by Kim Cumbie

One muggy Memphis night in the summer of '69, John Main sat in his parents' den watching crackling black and white images of Neil Armstrong and Buzz Aldrin on the moon. Ever since that historic evening, he's been a "space geek," says the UK professor of mechanical engineering and recent recipient of a prestigious National Science Foundation Faculty Early Career Development Award.

The four-year, $163,000 award provides Main support to shoot for the stars with his work on a novel space telescope. By reflecting images of distant stars with a colossal mirror, the telescope may allow astronomers to see galaxies as far removed in time as the Big Bang, the cataclysmic explosion that scientists believe was the dawn of our universe.

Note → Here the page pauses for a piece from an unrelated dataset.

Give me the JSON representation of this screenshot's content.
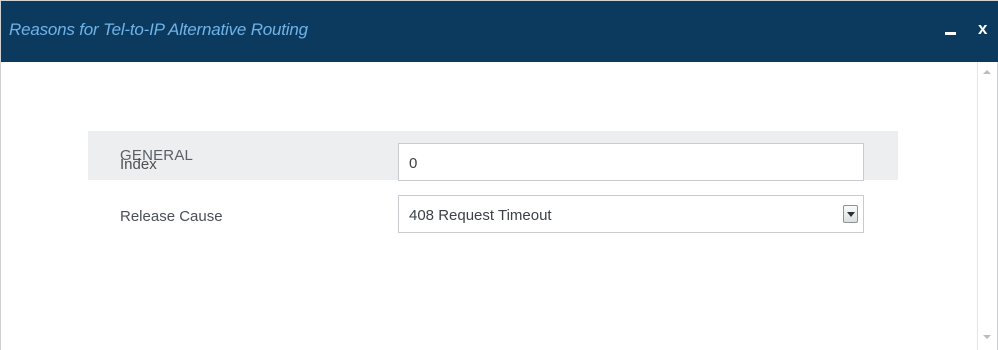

A mylar mockup of the mirror John Main is building resembles a miniature satellite dish made out of shiny metallic film.

"Because light takes time to travel from one place to another, the farther you can see in space, the farther you can see back in time," Main says. "If you want to see farther back, you've got to gather more light. With a bigger mirror, you can catch more photons."

The concept sounds simple—the new telescope, known as the Next Generation Space Telescope, reflects light into sensitive optics and transports images back to earth. The catch, however, is size—at a kilometer in diameter, the mirror's girth would stretch across 11 football fields.

"To build one that large, we'll have to get over the constraint of structures we can carry in the cargo bay of the shuttle or similar launch vehicle," Main says. That's where his project, designing the mirror apparatus, comes in.

A mirror constructed out of a flexible film could be rolled up and stashed on board a launch vehicle. Once the vehicle is in orbit, the mirror would robotically deploy and unroll in space.

"The mirror we're designing has pretty much the consistency of Saran Wrap," Main says. "We're working to change it from a big piece of thin plastic into a precision primary mirror that can be used for world-class science."

The transformation may sound like something from a science-fiction novel, but it's based on sound mechanical principles. The thin plastic, a weave of electrically polarized molecules known as piezoelectric material, changes shape in the presence of an electrical field. Main envisions that an electron gun, connected to the material with a lightweight framework, would spatter the plastic film with electrons. The plastic would then mold itself into a parabolic shape that would reflect a celestial view far deeper into space than even the Hubble space telescope has delivered.

Main's project, like the Hubble project which culminated after 20 years of research by NASA and other scientists, will require time and intensive collaboration. He is now creating small composite mirrors as stepping stones to the ultimate project. A mylar mockup in his lab resembles a miniature satellite dish made out of shiny metallic film.

"It's kind of fun—students look at it and they get excited—it's not something that's divorced from the things they dream of," he says.

Main's enthusiasm is intensified by the award's long-term funding. "This is the kind of thing that faculty members need to be doing or at least trying. We don't necessarily have to win every proposal we write, but we've got to get in the game to bring more national recognition to the university. It also sets an example for the undergraduates whom we're teaching—there's no reason they can't set their sights on anything they want to accomplish."

Main, who earned his Ph.D. in mechanical engineering at Vanderbilt University, came to UK in 1997. His list of credentials includes a Summer Faculty Fellowship at the NASA Marshall Space Flight Center in Huntsville, Alabama, in 1995 and a NASA Advanced Concepts Research Program Fellowship for 1997-98.